[Opening Records provided section]
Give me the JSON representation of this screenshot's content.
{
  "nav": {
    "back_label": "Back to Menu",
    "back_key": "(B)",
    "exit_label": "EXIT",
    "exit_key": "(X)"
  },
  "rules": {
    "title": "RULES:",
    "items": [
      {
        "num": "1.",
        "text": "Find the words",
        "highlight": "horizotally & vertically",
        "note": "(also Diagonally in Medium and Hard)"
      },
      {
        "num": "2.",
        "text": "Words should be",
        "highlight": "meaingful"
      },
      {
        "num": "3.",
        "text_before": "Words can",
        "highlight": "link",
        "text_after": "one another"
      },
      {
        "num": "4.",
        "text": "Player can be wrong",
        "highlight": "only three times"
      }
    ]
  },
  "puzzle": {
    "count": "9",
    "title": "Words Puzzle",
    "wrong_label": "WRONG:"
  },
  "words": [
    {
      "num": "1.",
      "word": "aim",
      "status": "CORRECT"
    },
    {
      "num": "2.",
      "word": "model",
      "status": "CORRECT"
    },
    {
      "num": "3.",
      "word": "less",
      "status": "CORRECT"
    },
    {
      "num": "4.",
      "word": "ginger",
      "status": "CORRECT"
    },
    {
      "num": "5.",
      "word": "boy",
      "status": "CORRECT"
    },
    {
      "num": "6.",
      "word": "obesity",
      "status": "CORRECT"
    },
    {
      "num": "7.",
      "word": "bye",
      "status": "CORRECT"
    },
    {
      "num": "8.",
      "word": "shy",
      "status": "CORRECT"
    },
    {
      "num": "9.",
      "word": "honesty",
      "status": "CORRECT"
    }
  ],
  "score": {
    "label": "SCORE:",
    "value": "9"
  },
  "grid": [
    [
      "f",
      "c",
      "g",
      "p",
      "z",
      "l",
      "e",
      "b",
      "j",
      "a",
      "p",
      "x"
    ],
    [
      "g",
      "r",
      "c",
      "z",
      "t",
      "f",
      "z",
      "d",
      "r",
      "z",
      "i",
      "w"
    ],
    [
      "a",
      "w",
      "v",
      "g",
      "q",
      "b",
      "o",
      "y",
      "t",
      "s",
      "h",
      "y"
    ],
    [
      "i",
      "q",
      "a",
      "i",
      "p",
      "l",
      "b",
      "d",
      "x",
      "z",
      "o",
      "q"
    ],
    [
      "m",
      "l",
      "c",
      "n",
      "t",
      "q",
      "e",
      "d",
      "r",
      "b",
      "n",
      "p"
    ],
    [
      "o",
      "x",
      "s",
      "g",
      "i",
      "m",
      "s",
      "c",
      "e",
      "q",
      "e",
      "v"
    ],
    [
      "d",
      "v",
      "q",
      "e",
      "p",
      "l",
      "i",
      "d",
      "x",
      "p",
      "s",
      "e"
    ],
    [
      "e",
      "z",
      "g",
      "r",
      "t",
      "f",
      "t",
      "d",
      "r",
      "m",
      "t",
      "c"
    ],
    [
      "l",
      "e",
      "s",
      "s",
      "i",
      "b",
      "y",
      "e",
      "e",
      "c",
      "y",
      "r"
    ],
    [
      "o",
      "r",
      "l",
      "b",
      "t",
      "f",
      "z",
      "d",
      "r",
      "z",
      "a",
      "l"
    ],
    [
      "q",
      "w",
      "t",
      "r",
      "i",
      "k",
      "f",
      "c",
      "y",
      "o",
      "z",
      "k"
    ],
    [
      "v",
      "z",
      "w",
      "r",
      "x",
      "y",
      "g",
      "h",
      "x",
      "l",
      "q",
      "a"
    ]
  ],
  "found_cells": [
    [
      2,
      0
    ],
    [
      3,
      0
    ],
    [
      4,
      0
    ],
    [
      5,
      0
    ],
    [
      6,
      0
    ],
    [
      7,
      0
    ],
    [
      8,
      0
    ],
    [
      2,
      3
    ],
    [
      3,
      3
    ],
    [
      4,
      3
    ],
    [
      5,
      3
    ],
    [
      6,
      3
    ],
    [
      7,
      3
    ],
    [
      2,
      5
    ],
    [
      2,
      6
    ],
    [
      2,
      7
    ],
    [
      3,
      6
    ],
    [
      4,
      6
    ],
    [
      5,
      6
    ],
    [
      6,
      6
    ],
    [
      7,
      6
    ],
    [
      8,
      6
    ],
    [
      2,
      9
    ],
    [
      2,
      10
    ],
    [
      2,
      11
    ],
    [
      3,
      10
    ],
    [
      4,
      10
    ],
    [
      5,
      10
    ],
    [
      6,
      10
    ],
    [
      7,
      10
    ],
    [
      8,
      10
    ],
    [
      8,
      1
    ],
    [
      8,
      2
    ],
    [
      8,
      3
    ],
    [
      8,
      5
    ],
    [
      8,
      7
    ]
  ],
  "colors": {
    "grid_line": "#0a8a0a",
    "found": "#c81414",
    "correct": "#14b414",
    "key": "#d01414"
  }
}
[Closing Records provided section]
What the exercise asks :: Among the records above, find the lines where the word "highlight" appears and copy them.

Result for this task ::
        "highlight": "horizotally & vertically",
        "highlight": "meaingful"
        "highlight": "link",
        "highlight": "only three times"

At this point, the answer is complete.